To sum this up, I’d put it this way: If you’re serious about purchasing a tilt shift that will last forever, be perfect in every way, and completely justify the purchase price, keep saving for a Canon or Nikon 24mm (in Canon’s case, the new version II is the one you want, the old one is garbage). I would be happy to use the Rokinon as a backup to my Canon if it ever went down, but I know that the quirks I’ve mentioned above would probably drive me crazy after owning Canon’s perfect tilt-shifts. If you’re in desperate need of a tilt-shift or you’re okay with living with these shortcomings, you’ll be very happy with the Rokinon. At screen resolution and in print, when stopped down, it’s going to be virtually indistinguishable from the Canon or Nikon versions.
I have to say that using the Canon versions has spoiled me a bit. They are seriously as perfect as lenses will get, and while Rokinon is offering a solid product at a good price, I would have been much happier with it had they made the body out of metal and beefed up the tilt and shift mechanisms and knobs. The slight barrel distortion is totally forgivable at this price point, but spending an extra $50 to make these out of all metal would have made this a great buy. Hell, I don’t really know how much more it would have been to make the body entirely metal like the Canon or Nikon versions, but I’m sure the difference would not be very scary at all. For $1100 and a full metal body, this would have been a great, great buy.
All of this being said, I’d still rather have the Rokinon tilt shift than ANY conventional zoom lens (e.g. Canon 17-40, 16-35, Nikon 12-24, 17-35) for shooting architecture. Tilt and shift movements are just that valuable when it comes to this type of shooting, and I’d happily deal with the shortcomings in exchange for being able to adjust perspective. Paired with a telephoto extender, you’d be pretty set with just one 24mm tilt shift.
What I liked:
Relatively sharp given the price and features
Great contrast and color
Cheaper than the competitors
Tilt and shift movements – invaluable for architecture
What could use improvement:
Weird ‘lens sag’ leads to a flaccid lens when knobs are unlocked, exacerbated by the tiny, hard-to-use knobs
Marginal barrel distortion
Lack of hood (seriously, it’s 2013, there is no excuse for this from any company)

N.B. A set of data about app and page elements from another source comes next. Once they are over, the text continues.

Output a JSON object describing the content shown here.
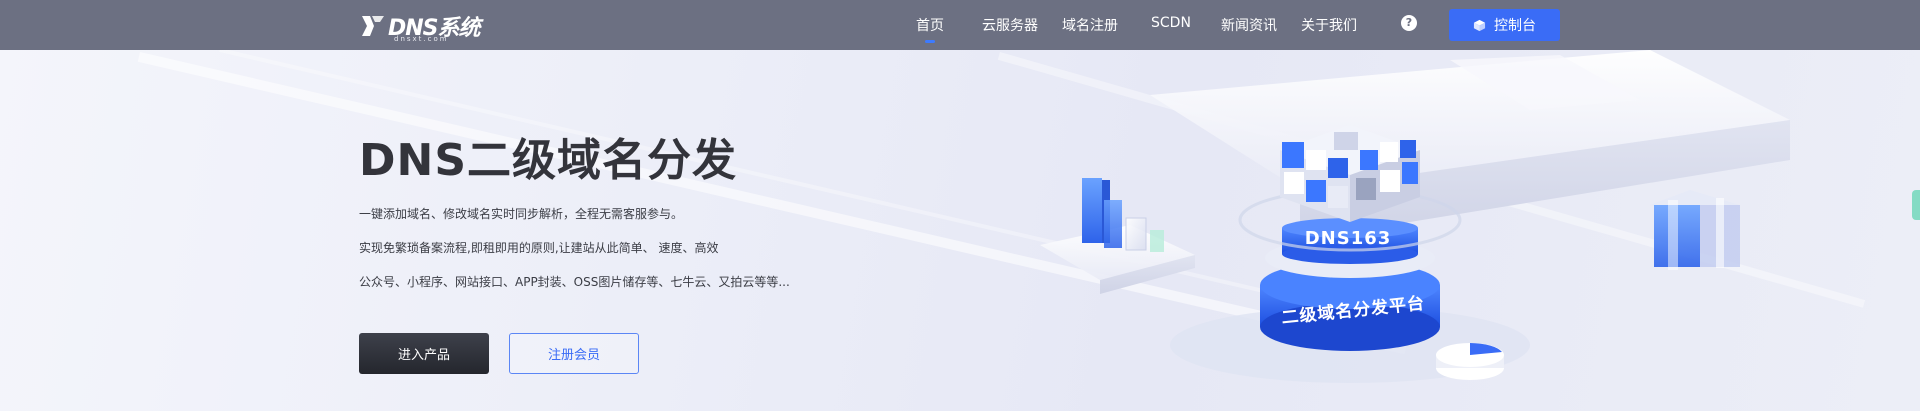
{
  "navbar": {
    "logo_text": "DNS系统",
    "logo_sub": "dnsxt.com",
    "items": [
      {
        "label": "首页",
        "active": true
      },
      {
        "label": "云服务器"
      },
      {
        "label": "域名注册"
      },
      {
        "label": "SCDN"
      },
      {
        "label": "新闻资讯"
      },
      {
        "label": "关于我们"
      }
    ],
    "help_glyph": "?",
    "console_label": "控制台",
    "accent_color": "#3a6cf6"
  },
  "hero": {
    "title": "DNS二级域名分发",
    "lines": [
      "一键添加域名、修改域名实时同步解析，全程无需客服参与。",
      "实现免繁琐备案流程,即租即用的原则,让建站从此简单、 速度、高效",
      "公众号、小程序、网站接口、APP封装、OSS图片储存等、七牛云、又拍云等等..."
    ],
    "primary_button": "进入产品",
    "secondary_button": "注册会员",
    "illustration": {
      "cylinder_top_label": "DNS163",
      "cylinder_bottom_label": "二级域名分发平台"
    }
  }
}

WORTH NOTING: The image supplied to us show the lens with much thicker adjustment knobs. See the featured image at the top of the article compared to the images that I took of the lens in my possession. Those thicker knobs would be great to have. I’ve reached out to Rokinon for comment and will update the article accordingly, as this was one of my major gripes with the lens.